Essay on Pakistan starts from Peshawar, Mishra was there in January 2001. In this essay, he has covered a great many topics, like Islamization of Pakistan, its history with Bangladesh, US backed-up Jihad in 1980s against the communists of USSR in Afghanistan, the proliferation of Jihad in the region as a political tactic, rivalry with India, Kashmir discord and its left-liberal English-language press that has been more adventurous and engaging than its Indian counterpart.

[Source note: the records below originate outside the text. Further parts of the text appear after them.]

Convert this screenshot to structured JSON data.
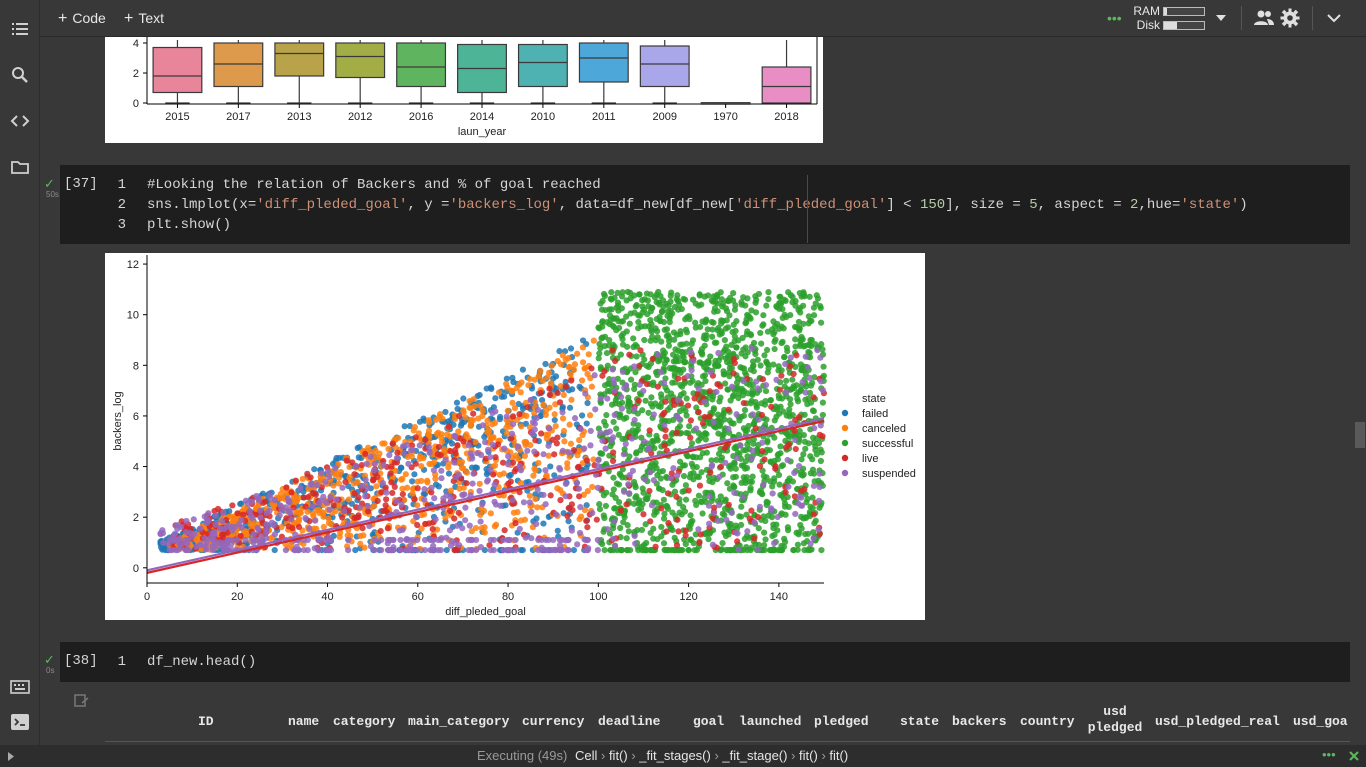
{
  "toolbar": {
    "code_label": "Code",
    "text_label": "Text",
    "ram_label": "RAM",
    "disk_label": "Disk",
    "ram_fill": 0.08,
    "disk_fill": 0.33
  },
  "sidebar": {
    "icons": [
      "toc-icon",
      "search-icon",
      "code-snippets-icon",
      "files-icon",
      "command-palette-icon",
      "terminal-icon"
    ]
  },
  "boxplot": {
    "categories": [
      "2015",
      "2017",
      "2013",
      "2012",
      "2016",
      "2014",
      "2010",
      "2011",
      "2009",
      "1970",
      "2018"
    ],
    "ylabel_ticks": [
      "4",
      "2",
      "0"
    ],
    "xlabel": "laun_year",
    "colors": [
      "#e8859b",
      "#de9a4c",
      "#b8a34b",
      "#a3ad45",
      "#5fb55f",
      "#4db498",
      "#4eb2b3",
      "#4da7d8",
      "#aaa6ea",
      "#cc88e0",
      "#e88ec4"
    ],
    "boxes": [
      {
        "q1": 0.7,
        "med": 1.8,
        "q3": 3.7,
        "wlo": 0,
        "whi": 4.2
      },
      {
        "q1": 1.1,
        "med": 2.6,
        "q3": 4.0,
        "wlo": 0,
        "whi": 4.2
      },
      {
        "q1": 1.8,
        "med": 3.3,
        "q3": 4.0,
        "wlo": 0,
        "whi": 4.2
      },
      {
        "q1": 1.7,
        "med": 3.1,
        "q3": 4.0,
        "wlo": 0,
        "whi": 4.2
      },
      {
        "q1": 1.1,
        "med": 2.4,
        "q3": 4.0,
        "wlo": 0,
        "whi": 4.2
      },
      {
        "q1": 0.7,
        "med": 2.3,
        "q3": 3.9,
        "wlo": 0,
        "whi": 4.2
      },
      {
        "q1": 1.1,
        "med": 2.7,
        "q3": 3.9,
        "wlo": 0,
        "whi": 4.2
      },
      {
        "q1": 1.4,
        "med": 3.0,
        "q3": 4.0,
        "wlo": 0,
        "whi": 4.2
      },
      {
        "q1": 1.1,
        "med": 2.6,
        "q3": 3.8,
        "wlo": 0,
        "whi": 4.2
      },
      {
        "q1": 0,
        "med": 0,
        "q3": 0.02,
        "wlo": 0,
        "whi": 0.02
      },
      {
        "q1": 0,
        "med": 1.1,
        "q3": 2.4,
        "wlo": 0,
        "whi": 4.2
      }
    ]
  },
  "cell37": {
    "number": "[37]",
    "time": "50s",
    "lines": [
      "1",
      "2",
      "3"
    ],
    "line1_comment": "#Looking the relation of Backers and % of goal reached",
    "line2_a": "sns.lmplot(x=",
    "line2_s1": "'diff_pleded_goal'",
    "line2_b": ", y =",
    "line2_s2": "'backers_log'",
    "line2_c": ", data=df_new[df_new[",
    "line2_s3": "'diff_pleded_goal'",
    "line2_d": "] < ",
    "line2_n1": "150",
    "line2_e": "], size = ",
    "line2_n2": "5",
    "line2_f": ", aspect = ",
    "line2_n3": "2",
    "line2_g": ",hue=",
    "line2_s4": "'state'",
    "line2_h": ")",
    "line3": "plt.show()"
  },
  "chart_data": {
    "type": "scatter",
    "xlabel": "diff_pleded_goal",
    "ylabel": "backers_log",
    "xlim": [
      0,
      150
    ],
    "ylim": [
      -0.6,
      12.2
    ],
    "xticks": [
      "0",
      "20",
      "40",
      "60",
      "80",
      "100",
      "120",
      "140"
    ],
    "yticks": [
      "0",
      "2",
      "4",
      "6",
      "8",
      "10",
      "12"
    ],
    "legend_title": "state",
    "legend_position": "right",
    "series": [
      {
        "name": "failed",
        "color": "#1f77b4",
        "x_range": [
          0,
          100
        ],
        "y_mode": "failed"
      },
      {
        "name": "canceled",
        "color": "#ff7f0e",
        "x_range": [
          0,
          100
        ],
        "y_mode": "canceled"
      },
      {
        "name": "successful",
        "color": "#2ca02c",
        "x_range": [
          100,
          150
        ],
        "y_mode": "successful"
      },
      {
        "name": "live",
        "color": "#d62728",
        "x_range": [
          0,
          150
        ],
        "y_mode": "live"
      },
      {
        "name": "suspended",
        "color": "#9467bd",
        "x_range": [
          0,
          150
        ],
        "y_mode": "suspended"
      }
    ],
    "regression_lines": [
      {
        "color": "#9467bd",
        "x0": 0,
        "y0": -0.1,
        "x1": 150,
        "y1": 5.9
      },
      {
        "color": "#d62728",
        "x0": 0,
        "y0": -0.2,
        "x1": 150,
        "y1": 5.8
      }
    ]
  },
  "cell38": {
    "number": "[38]",
    "time": "0s",
    "line": "1",
    "code": "df_new.head()"
  },
  "table_header": {
    "columns": [
      "ID",
      "name",
      "category",
      "main_category",
      "currency",
      "deadline",
      "goal",
      "launched",
      "pledged",
      "state",
      "backers",
      "country",
      "usd pledged",
      "usd_pledged_real",
      "usd_goa"
    ]
  },
  "statusbar": {
    "executing": "Executing (49s)",
    "cell": "Cell",
    "crumbs": [
      "fit()",
      "_fit_stages()",
      "_fit_stage()",
      "fit()",
      "fit()"
    ]
  }
}
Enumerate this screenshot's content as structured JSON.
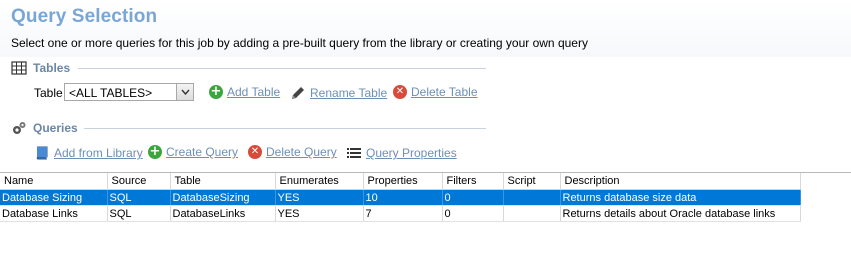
{
  "header": {
    "title": "Query Selection",
    "subtitle": "Select one or more queries for this job by adding a pre-built query from the library or creating your own query"
  },
  "tables_section": {
    "heading": "Tables",
    "field_label": "Table",
    "selected_value": "<ALL TABLES>",
    "actions": {
      "add": "Add Table",
      "rename": "Rename Table",
      "delete": "Delete Table"
    }
  },
  "queries_section": {
    "heading": "Queries",
    "actions": {
      "add_from_library": "Add from Library",
      "create": "Create Query",
      "delete": "Delete Query",
      "properties": "Query Properties"
    }
  },
  "grid": {
    "columns": [
      "Name",
      "Source",
      "Table",
      "Enumerates",
      "Properties",
      "Filters",
      "Script",
      "Description"
    ],
    "rows": [
      {
        "name": "Database Sizing",
        "source": "SQL",
        "table": "DatabaseSizing",
        "enumerates": "YES",
        "properties": "10",
        "filters": "0",
        "script": "",
        "description": "Returns database size data",
        "selected": true
      },
      {
        "name": "Database Links",
        "source": "SQL",
        "table": "DatabaseLinks",
        "enumerates": "YES",
        "properties": "7",
        "filters": "0",
        "script": "",
        "description": "Returns details about Oracle database links",
        "selected": false
      }
    ]
  },
  "colors": {
    "title": "#7aa6d6",
    "link": "#6d8fb5",
    "selection": "#0078d7",
    "add": "#3da53d",
    "delete": "#d94a3a"
  }
}
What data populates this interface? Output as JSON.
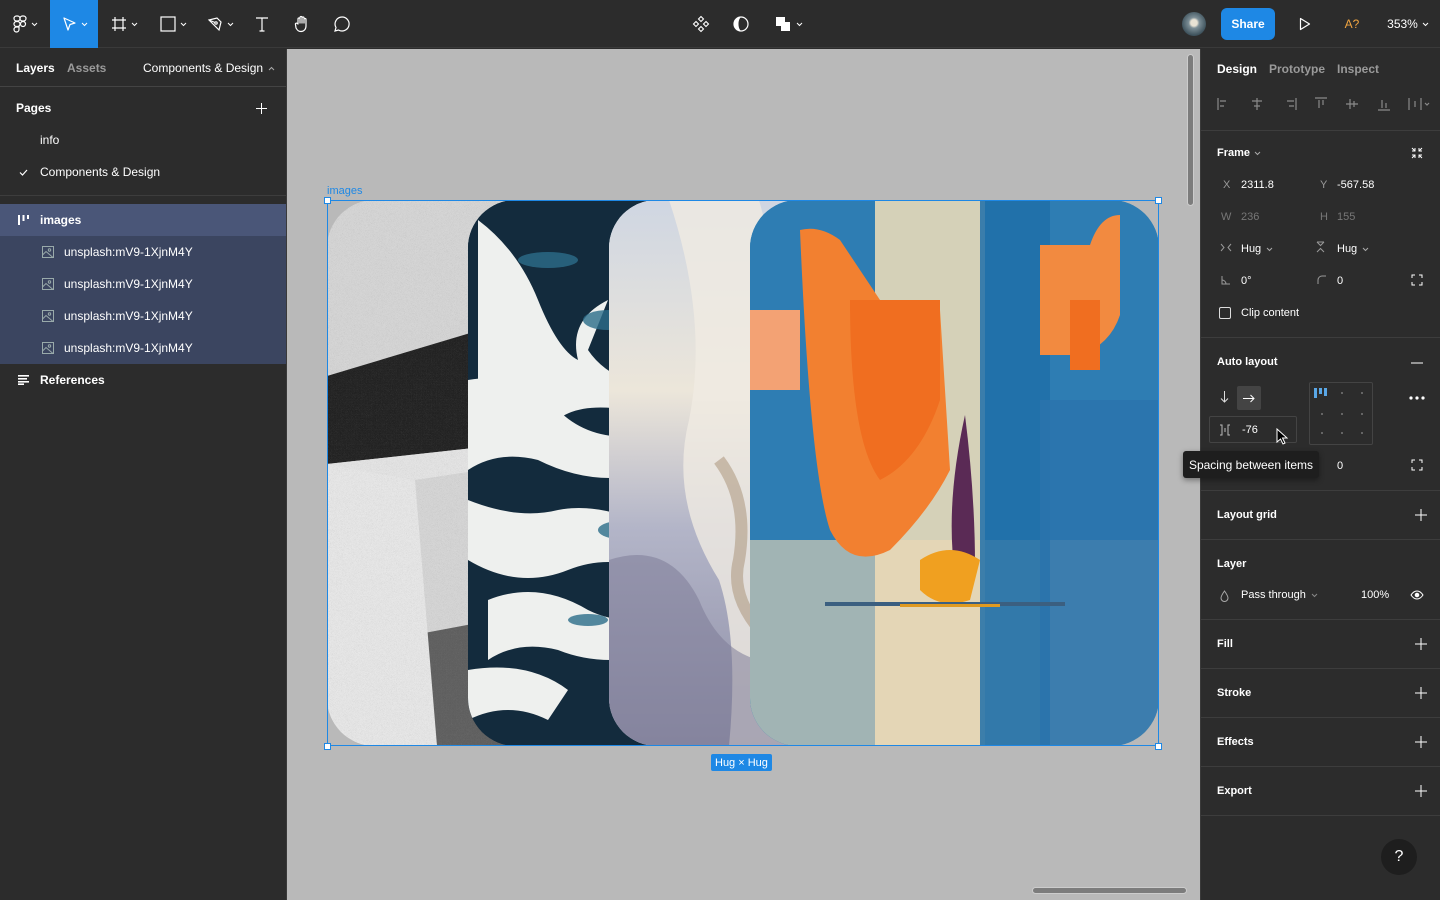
{
  "toolbar": {
    "tools": [
      {
        "name": "main-menu",
        "icon": "figma-logo-icon"
      },
      {
        "name": "move-tool",
        "icon": "cursor-arrow-icon",
        "active": true
      },
      {
        "name": "frame-tool",
        "icon": "frame-hash-icon"
      },
      {
        "name": "shape-tool",
        "icon": "rectangle-icon"
      },
      {
        "name": "pen-tool",
        "icon": "pen-icon"
      },
      {
        "name": "text-tool",
        "icon": "text-t-icon"
      },
      {
        "name": "hand-tool",
        "icon": "hand-icon"
      },
      {
        "name": "comment-tool",
        "icon": "comment-bubble-icon"
      }
    ],
    "center_tools": [
      {
        "name": "components",
        "icon": "components-diamond-icon"
      },
      {
        "name": "mask",
        "icon": "mask-contrast-icon"
      },
      {
        "name": "boolean",
        "icon": "boolean-union-icon"
      }
    ],
    "share_label": "Share",
    "present_icon": "play-triangle-icon",
    "font_warning": "A?",
    "zoom_level": "353%",
    "accent_color": "#1e88e5",
    "warning_color": "#f2a540"
  },
  "left_panel": {
    "tabs": {
      "layers": "Layers",
      "assets": "Assets"
    },
    "current_page": "Components & Design",
    "pages_label": "Pages",
    "pages": [
      {
        "label": "info",
        "selected": false
      },
      {
        "label": "Components & Design",
        "selected": true
      }
    ],
    "layers": [
      {
        "label": "images",
        "icon": "auto-layout-frame-icon",
        "level": 0,
        "selected": true
      },
      {
        "label": "unsplash:mV9-1XjnM4Y",
        "icon": "image-icon",
        "level": 1,
        "selected": true
      },
      {
        "label": "unsplash:mV9-1XjnM4Y",
        "icon": "image-icon",
        "level": 1,
        "selected": true
      },
      {
        "label": "unsplash:mV9-1XjnM4Y",
        "icon": "image-icon",
        "level": 1,
        "selected": true
      },
      {
        "label": "unsplash:mV9-1XjnM4Y",
        "icon": "image-icon",
        "level": 1,
        "selected": true
      },
      {
        "label": "References",
        "icon": "text-lines-icon",
        "level": 0,
        "selected": false
      }
    ]
  },
  "canvas": {
    "frame_label": "images",
    "size_badge": "Hug × Hug",
    "selection_color": "#1e88e5",
    "images": [
      {
        "name": "gray-texture-image"
      },
      {
        "name": "ocean-waves-image"
      },
      {
        "name": "white-fabric-image"
      },
      {
        "name": "abstract-painting-image"
      }
    ]
  },
  "right_panel": {
    "tabs": {
      "design": "Design",
      "prototype": "Prototype",
      "inspect": "Inspect"
    },
    "frame": {
      "title": "Frame",
      "x_label": "X",
      "x": "2311.8",
      "y_label": "Y",
      "y": "-567.58",
      "w_label": "W",
      "w": "236",
      "h_label": "H",
      "h": "155",
      "h_sizing": "Hug",
      "v_sizing": "Hug",
      "rotation": "0°",
      "radius": "0",
      "clip_content": "Clip content",
      "clip_checked": false
    },
    "auto_layout": {
      "title": "Auto layout",
      "direction": "horizontal",
      "spacing": "-76",
      "padding": "0",
      "tooltip": "Spacing between items"
    },
    "layout_grid": {
      "title": "Layout grid"
    },
    "layer": {
      "title": "Layer",
      "blend_mode": "Pass through",
      "opacity": "100%"
    },
    "fill": {
      "title": "Fill"
    },
    "stroke": {
      "title": "Stroke"
    },
    "effects": {
      "title": "Effects"
    },
    "export": {
      "title": "Export"
    },
    "help": "?"
  }
}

Essay on Afghanistan is more informative, traces the last 100 years history of Afghanistan and with how many ups and downs it has gone through communists, mullahs and warlords. The essay talks about the rise of Taliban, ruining of its cities and villages by bombings, invasion of US, role of NATO and USSR, and the establishment of Karzai government, US’s stalking horse. Part-2 is important to understand the rise of Islamic terrorism in the hilly and snowy region of Indian Subcontinent.
Part-3 has two essays, one on Nepal and the other on Tibet. The author landed in Kathmandu in March 2005. He was to meet a businessman there who knew why exactly Prince Dependra committed parricide, killing his own parents and relatives of the Nepalese Royal Family. As the essay progresses, many aspects of Nepalese culture, society, politics, maoist insurgency in rural and hilly areas, unlawful activities, tourism and Buddhism etc are described in a mix of retrospection and speculation. Pushpa Kamal Dahal ‘Prachanda’ the chairman of Nepali Communist Party and Ex-Prime Minister of Nepal, has given much space in the essay.
The essay on Tibet is smaller in comparison but deeply emotional. Though I was aware of Tibetan case beforehand, but it really affected me. Mishra has tried to cover almost its whole history, way too before the Chinese military invasion, and also the times of occupation and killing of Lamas and Tibetan people, and how the Chinese converted Lhasa in a westernized tourist hubbub full of Chinese filths like the streets of Thamel in Kathmandu. Mishra was there in 2004 and he visited all tourist spots and some poverty-stricken villages also, beyond the capital. Mishra has concluded that Tibetans are the people who truly love their religion. This essay is really readworthy.
Almost all these essays had already been published in prestigious international magazines and Mishra just compiled them by putting a Prologue and gave the shape of a book; some of them (the essays) are a bit edited and different from the previously published content, as mentioned on the last page. All essays are considerably long, but the flawless writing kept me engaged. Pankaj Mishra is well-read person and it appears in his writing; reading him was like reading Nirad C. Chaudhary – the great memoirist. And yes, whatever I have tried to tell above about the essays is just a glimpse, not the gist; in fact, the essays are more varied and complex.
If you’re really interested in some serious reading to know how the present chaos emerged in the above mentioned South Asian regions; how an imposed and corporatized modernity of the West transformed their cultures; how communism and nationalism killed millions of innocent people, you should read this book.
I am waiting for another book by Mishra that’s on Buddhism, and will receive soon.